(Records supplied Opens)

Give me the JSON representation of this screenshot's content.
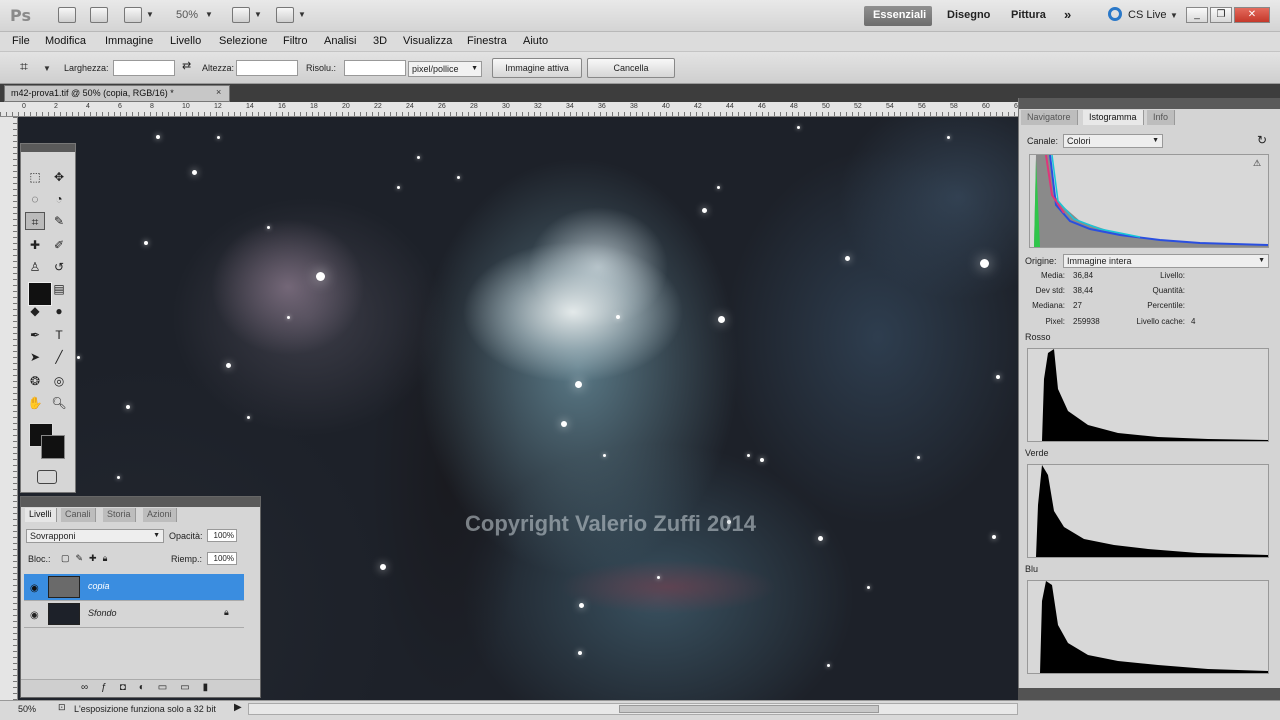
{
  "app": {
    "logo": "Ps",
    "zoom": "50%",
    "ws_essentials": "Essenziali",
    "ws_disegno": "Disegno",
    "ws_pittura": "Pittura",
    "ws_more": "»",
    "cs_live": "CS Live"
  },
  "menu": [
    "File",
    "Modifica",
    "Immagine",
    "Livello",
    "Selezione",
    "Filtro",
    "Analisi",
    "3D",
    "Visualizza",
    "Finestra",
    "Aiuto"
  ],
  "options": {
    "width_label": "Larghezza:",
    "height_label": "Altezza:",
    "res_label": "Risolu.:",
    "unit": "pixel/pollice",
    "btn_front": "Immagine attiva",
    "btn_clear": "Cancella"
  },
  "document": {
    "tab_title": "m42-prova1.tif @ 50% (copia, RGB/16) *",
    "close": "×",
    "watermark": "Copyright Valerio Zuffi 2014"
  },
  "ruler_numbers": [
    "0",
    "2",
    "4",
    "6",
    "8",
    "10",
    "12",
    "14",
    "16",
    "18",
    "20",
    "22",
    "24",
    "26",
    "28",
    "30",
    "32",
    "34",
    "36",
    "38",
    "40",
    "42",
    "44",
    "46",
    "48",
    "50",
    "52",
    "54",
    "56",
    "58",
    "60",
    "62"
  ],
  "layers_panel": {
    "tabs": [
      "Livelli",
      "Canali",
      "Storia",
      "Azioni"
    ],
    "blend_mode": "Sovrapponi",
    "opacity_label": "Opacità:",
    "opacity": "100%",
    "lock_label": "Bloc.:",
    "fill_label": "Riemp.:",
    "fill": "100%",
    "layers": [
      {
        "name": "copia",
        "selected": true
      },
      {
        "name": "Sfondo",
        "selected": false
      }
    ]
  },
  "right_panel": {
    "tabs": [
      "Navigatore",
      "Istogramma",
      "Info"
    ],
    "channel_label": "Canale:",
    "channel": "Colori",
    "source_label": "Origine:",
    "source": "Immagine intera",
    "stats": [
      {
        "label": "Media:",
        "value": "36,84"
      },
      {
        "label": "Dev std:",
        "value": "38,44"
      },
      {
        "label": "Mediana:",
        "value": "27"
      },
      {
        "label": "Pixel:",
        "value": "259938"
      }
    ],
    "stats_right": [
      {
        "label": "Livello:",
        "value": ""
      },
      {
        "label": "Quantità:",
        "value": ""
      },
      {
        "label": "Percentile:",
        "value": ""
      },
      {
        "label": "Livello cache:",
        "value": "4"
      }
    ],
    "channels": [
      "Rosso",
      "Verde",
      "Blu"
    ]
  },
  "status": {
    "zoom": "50%",
    "message": "L'esposizione funziona solo a 32 bit"
  }
}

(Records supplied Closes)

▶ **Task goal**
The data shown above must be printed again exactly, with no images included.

▶ **The completed task**
Give me the JSON representation of this screenshot's content.
{
  "app": {
    "logo": "Ps",
    "zoom": "50%",
    "ws_essentials": "Essenziali",
    "ws_disegno": "Disegno",
    "ws_pittura": "Pittura",
    "ws_more": "»",
    "cs_live": "CS Live"
  },
  "menu": [
    "File",
    "Modifica",
    "Immagine",
    "Livello",
    "Selezione",
    "Filtro",
    "Analisi",
    "3D",
    "Visualizza",
    "Finestra",
    "Aiuto"
  ],
  "options": {
    "width_label": "Larghezza:",
    "height_label": "Altezza:",
    "res_label": "Risolu.:",
    "unit": "pixel/pollice",
    "btn_front": "Immagine attiva",
    "btn_clear": "Cancella"
  },
  "document": {
    "tab_title": "m42-prova1.tif @ 50% (copia, RGB/16) *",
    "close": "×",
    "watermark": "Copyright Valerio Zuffi 2014"
  },
  "ruler_numbers": [
    "0",
    "2",
    "4",
    "6",
    "8",
    "10",
    "12",
    "14",
    "16",
    "18",
    "20",
    "22",
    "24",
    "26",
    "28",
    "30",
    "32",
    "34",
    "36",
    "38",
    "40",
    "42",
    "44",
    "46",
    "48",
    "50",
    "52",
    "54",
    "56",
    "58",
    "60",
    "62"
  ],
  "layers_panel": {
    "tabs": [
      "Livelli",
      "Canali",
      "Storia",
      "Azioni"
    ],
    "blend_mode": "Sovrapponi",
    "opacity_label": "Opacità:",
    "opacity": "100%",
    "lock_label": "Bloc.:",
    "fill_label": "Riemp.:",
    "fill": "100%",
    "layers": [
      {
        "name": "copia",
        "selected": true
      },
      {
        "name": "Sfondo",
        "selected": false
      }
    ]
  },
  "right_panel": {
    "tabs": [
      "Navigatore",
      "Istogramma",
      "Info"
    ],
    "channel_label": "Canale:",
    "channel": "Colori",
    "source_label": "Origine:",
    "source": "Immagine intera",
    "stats": [
      {
        "label": "Media:",
        "value": "36,84"
      },
      {
        "label": "Dev std:",
        "value": "38,44"
      },
      {
        "label": "Mediana:",
        "value": "27"
      },
      {
        "label": "Pixel:",
        "value": "259938"
      }
    ],
    "stats_right": [
      {
        "label": "Livello:",
        "value": ""
      },
      {
        "label": "Quantità:",
        "value": ""
      },
      {
        "label": "Percentile:",
        "value": ""
      },
      {
        "label": "Livello cache:",
        "value": "4"
      }
    ],
    "channels": [
      "Rosso",
      "Verde",
      "Blu"
    ]
  },
  "status": {
    "zoom": "50%",
    "message": "L'esposizione funziona solo a 32 bit"
  }
}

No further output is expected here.